* _DATA SECTION_
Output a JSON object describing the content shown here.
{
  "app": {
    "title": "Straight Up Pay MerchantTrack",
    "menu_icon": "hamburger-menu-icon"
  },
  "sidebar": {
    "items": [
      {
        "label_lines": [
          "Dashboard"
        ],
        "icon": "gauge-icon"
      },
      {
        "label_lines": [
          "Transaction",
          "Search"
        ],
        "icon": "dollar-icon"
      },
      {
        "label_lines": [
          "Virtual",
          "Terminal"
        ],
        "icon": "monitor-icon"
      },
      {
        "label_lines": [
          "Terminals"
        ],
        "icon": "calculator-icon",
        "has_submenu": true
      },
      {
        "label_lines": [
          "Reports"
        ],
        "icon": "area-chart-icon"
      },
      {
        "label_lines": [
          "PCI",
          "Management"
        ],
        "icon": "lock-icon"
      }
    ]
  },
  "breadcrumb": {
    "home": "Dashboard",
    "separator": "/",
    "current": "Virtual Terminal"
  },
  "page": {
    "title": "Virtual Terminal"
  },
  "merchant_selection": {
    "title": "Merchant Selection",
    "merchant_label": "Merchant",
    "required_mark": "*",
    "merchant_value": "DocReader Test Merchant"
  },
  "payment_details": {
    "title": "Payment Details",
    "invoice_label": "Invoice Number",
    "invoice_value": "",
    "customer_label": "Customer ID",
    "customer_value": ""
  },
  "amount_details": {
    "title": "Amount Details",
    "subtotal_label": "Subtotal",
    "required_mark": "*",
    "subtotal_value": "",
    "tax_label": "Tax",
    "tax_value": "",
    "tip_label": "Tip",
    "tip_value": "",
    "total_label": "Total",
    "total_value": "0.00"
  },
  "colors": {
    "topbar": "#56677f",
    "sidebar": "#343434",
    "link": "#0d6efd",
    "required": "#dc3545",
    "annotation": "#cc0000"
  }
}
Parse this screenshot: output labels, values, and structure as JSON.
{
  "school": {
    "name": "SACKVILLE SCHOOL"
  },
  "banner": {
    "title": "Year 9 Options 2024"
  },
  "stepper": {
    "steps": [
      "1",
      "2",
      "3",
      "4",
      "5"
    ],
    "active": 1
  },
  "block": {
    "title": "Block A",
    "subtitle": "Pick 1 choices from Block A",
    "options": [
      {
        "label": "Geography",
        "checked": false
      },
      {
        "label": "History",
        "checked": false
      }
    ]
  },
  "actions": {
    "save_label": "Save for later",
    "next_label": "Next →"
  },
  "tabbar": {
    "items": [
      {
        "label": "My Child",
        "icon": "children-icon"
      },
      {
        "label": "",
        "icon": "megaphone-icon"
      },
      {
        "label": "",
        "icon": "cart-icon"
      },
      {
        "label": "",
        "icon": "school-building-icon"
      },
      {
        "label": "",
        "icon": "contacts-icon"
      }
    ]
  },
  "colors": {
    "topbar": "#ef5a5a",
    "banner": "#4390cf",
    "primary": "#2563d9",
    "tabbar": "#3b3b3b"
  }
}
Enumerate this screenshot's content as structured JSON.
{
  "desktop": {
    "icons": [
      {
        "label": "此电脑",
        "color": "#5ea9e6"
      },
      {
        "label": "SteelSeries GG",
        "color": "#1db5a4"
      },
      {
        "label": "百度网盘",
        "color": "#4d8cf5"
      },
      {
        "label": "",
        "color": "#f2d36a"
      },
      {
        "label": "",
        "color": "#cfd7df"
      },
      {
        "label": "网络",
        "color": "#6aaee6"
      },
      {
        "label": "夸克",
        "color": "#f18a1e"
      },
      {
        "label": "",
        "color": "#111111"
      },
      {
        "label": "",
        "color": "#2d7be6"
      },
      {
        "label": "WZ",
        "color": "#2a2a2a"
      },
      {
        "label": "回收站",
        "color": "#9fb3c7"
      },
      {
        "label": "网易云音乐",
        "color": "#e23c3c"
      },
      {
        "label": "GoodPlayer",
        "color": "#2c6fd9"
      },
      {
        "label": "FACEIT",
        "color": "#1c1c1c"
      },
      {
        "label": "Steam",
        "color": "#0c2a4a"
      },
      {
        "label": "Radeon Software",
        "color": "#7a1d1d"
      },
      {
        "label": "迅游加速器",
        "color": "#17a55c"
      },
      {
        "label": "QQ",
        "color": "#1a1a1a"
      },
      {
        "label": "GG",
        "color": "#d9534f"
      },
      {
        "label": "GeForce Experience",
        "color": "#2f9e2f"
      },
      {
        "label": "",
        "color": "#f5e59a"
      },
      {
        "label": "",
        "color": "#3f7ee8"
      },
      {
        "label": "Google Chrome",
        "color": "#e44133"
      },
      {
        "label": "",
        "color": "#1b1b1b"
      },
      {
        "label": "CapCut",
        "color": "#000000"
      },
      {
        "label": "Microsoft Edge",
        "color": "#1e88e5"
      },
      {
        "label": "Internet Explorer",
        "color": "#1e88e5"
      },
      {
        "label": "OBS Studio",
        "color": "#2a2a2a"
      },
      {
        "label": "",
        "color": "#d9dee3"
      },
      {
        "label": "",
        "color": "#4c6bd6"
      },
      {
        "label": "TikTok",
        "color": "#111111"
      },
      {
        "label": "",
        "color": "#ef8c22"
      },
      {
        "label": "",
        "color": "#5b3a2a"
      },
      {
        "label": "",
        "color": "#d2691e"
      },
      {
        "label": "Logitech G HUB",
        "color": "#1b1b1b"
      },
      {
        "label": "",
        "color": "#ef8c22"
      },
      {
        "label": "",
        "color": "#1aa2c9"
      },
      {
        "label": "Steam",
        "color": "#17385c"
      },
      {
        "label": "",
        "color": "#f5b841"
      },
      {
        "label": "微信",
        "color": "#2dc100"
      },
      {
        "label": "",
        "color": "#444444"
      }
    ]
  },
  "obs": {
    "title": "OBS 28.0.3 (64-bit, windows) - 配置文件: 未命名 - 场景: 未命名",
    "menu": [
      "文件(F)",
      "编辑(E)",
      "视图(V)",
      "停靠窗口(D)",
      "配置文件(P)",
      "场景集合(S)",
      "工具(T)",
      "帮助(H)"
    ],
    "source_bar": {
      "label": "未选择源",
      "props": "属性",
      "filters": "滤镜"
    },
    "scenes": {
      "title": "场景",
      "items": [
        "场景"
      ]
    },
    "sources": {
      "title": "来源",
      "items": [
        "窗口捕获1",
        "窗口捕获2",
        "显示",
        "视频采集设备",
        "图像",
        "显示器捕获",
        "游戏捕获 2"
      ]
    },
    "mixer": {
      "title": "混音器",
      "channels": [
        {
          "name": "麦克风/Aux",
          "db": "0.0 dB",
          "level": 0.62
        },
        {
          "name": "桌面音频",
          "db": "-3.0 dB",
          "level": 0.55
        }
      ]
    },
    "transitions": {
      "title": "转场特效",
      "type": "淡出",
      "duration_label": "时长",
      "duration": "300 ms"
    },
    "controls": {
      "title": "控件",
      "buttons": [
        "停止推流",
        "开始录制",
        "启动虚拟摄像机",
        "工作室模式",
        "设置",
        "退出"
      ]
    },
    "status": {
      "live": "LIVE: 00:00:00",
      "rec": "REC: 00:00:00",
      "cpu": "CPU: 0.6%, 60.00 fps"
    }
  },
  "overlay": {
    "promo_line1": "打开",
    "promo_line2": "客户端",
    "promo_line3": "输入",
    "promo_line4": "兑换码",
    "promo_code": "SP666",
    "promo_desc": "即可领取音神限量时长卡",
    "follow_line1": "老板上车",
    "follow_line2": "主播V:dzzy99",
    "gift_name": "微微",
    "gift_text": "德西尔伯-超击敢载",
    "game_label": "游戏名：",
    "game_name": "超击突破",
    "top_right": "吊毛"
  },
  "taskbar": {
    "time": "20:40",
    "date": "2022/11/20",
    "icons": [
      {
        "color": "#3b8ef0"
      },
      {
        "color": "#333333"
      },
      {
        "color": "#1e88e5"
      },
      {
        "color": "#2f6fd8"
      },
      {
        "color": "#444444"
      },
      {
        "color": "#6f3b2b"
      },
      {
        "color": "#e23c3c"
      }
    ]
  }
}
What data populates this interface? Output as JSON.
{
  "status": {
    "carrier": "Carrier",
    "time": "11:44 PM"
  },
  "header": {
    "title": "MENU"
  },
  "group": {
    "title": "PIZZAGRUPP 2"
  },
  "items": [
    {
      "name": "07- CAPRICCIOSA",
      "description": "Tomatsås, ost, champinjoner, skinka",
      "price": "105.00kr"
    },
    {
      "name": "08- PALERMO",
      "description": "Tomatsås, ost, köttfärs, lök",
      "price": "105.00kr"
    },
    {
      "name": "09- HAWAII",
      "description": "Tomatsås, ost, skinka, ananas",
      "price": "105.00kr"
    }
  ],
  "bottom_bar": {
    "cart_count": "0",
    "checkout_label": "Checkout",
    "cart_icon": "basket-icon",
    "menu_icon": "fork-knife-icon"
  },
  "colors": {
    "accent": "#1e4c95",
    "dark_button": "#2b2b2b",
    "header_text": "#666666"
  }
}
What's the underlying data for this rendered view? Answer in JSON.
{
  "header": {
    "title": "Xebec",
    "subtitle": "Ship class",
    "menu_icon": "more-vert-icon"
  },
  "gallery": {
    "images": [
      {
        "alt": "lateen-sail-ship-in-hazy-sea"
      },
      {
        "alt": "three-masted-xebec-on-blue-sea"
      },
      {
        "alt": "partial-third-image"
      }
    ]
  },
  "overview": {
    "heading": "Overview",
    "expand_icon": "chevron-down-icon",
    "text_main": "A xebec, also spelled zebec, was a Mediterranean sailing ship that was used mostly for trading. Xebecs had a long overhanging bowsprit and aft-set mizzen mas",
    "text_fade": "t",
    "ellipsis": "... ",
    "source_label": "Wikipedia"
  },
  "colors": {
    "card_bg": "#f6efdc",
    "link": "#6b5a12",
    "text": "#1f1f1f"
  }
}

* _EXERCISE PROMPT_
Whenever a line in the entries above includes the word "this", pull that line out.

* _SOLUTION TO THE PROBLEM_
Parse this screenshot: output labels, values, and structure as JSON.
Enumerate this screenshot's content as structured JSON.
What data populates this interface? Output as JSON.
What's the underlying data for this rendered view? Answer in JSON.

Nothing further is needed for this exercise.